### WHAT THE EXERCISE ASKS
Search the data below, and report every line in which "value" occurs.

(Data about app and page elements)
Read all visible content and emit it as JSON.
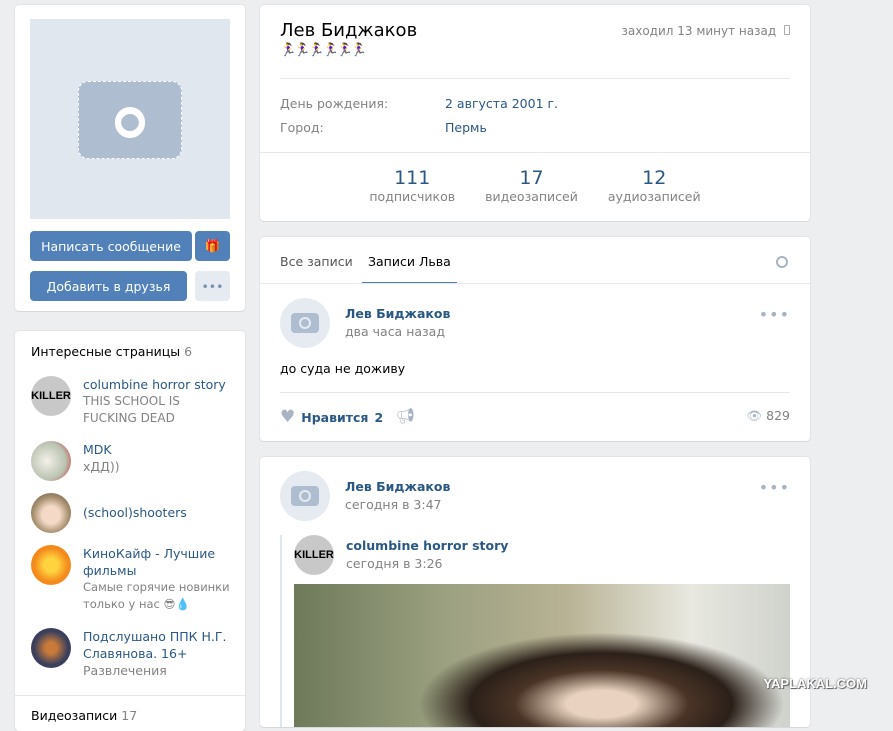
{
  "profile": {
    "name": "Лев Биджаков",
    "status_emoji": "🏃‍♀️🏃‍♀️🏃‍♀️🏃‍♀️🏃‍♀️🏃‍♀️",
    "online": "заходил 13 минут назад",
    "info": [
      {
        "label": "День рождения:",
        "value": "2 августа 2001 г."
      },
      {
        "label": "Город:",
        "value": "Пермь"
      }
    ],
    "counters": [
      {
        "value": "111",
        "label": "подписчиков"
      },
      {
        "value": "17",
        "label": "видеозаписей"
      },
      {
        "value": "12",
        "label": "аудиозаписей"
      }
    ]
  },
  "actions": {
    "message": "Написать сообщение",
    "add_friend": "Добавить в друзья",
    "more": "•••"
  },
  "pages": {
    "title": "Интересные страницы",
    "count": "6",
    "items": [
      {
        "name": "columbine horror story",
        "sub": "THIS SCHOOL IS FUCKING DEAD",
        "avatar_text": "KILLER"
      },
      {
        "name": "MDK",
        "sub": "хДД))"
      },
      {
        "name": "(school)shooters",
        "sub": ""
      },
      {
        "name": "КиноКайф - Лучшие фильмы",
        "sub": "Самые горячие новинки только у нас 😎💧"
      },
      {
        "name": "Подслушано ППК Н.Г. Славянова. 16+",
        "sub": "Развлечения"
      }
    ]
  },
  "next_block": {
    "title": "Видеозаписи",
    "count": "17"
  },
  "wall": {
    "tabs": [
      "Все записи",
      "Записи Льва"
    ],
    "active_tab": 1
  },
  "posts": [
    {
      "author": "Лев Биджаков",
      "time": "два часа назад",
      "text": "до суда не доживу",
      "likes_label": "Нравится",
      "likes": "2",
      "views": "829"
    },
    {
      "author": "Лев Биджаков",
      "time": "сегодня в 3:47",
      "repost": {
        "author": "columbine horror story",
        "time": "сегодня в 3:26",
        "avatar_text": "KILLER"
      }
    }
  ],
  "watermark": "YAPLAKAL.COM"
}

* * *

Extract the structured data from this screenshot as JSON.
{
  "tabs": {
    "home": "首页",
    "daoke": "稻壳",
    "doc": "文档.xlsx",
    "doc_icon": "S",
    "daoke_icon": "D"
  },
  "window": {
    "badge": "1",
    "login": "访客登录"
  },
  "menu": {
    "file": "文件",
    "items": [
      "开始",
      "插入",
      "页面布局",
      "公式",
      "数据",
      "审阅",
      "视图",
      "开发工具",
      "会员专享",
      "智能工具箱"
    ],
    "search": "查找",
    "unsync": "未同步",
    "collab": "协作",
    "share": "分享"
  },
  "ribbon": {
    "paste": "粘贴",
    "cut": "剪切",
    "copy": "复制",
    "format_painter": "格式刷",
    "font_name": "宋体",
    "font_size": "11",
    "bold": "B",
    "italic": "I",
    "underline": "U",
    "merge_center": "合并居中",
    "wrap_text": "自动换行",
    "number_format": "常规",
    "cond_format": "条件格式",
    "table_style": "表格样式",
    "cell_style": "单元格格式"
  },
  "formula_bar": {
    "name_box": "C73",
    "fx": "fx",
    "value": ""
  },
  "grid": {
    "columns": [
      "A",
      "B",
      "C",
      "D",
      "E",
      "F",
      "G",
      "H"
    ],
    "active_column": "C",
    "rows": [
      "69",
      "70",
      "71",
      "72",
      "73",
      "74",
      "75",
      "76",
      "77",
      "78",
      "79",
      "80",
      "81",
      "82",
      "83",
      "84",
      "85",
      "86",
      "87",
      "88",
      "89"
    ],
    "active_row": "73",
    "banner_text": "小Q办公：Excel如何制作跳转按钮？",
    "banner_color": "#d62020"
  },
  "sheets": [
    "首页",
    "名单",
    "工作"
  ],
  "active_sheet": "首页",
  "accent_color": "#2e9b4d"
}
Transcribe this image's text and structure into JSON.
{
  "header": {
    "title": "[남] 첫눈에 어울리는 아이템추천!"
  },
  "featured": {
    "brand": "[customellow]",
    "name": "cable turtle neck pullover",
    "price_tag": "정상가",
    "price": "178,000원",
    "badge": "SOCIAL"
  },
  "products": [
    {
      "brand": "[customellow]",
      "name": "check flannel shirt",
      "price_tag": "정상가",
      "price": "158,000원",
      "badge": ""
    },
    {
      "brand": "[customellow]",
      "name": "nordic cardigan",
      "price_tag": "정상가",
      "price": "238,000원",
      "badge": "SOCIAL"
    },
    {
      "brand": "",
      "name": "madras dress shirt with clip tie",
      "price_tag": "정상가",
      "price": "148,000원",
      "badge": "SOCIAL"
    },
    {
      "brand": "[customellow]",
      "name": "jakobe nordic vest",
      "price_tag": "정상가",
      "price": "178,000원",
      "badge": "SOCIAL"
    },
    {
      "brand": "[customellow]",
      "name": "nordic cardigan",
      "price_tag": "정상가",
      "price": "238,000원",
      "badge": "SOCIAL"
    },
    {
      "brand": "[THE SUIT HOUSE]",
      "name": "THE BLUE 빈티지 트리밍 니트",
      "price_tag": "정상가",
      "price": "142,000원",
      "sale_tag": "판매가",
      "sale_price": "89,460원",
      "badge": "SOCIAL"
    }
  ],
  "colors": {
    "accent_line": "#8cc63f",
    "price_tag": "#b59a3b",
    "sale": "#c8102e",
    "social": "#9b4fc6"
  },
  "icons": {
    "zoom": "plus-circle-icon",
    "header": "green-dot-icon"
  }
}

### PROBLEM SOLUTION
        "value": "2 августа 2001 г."
        "value": "Пермь"
        "value": "111",
        "value": "17",
        "value": "12",
    "value": ""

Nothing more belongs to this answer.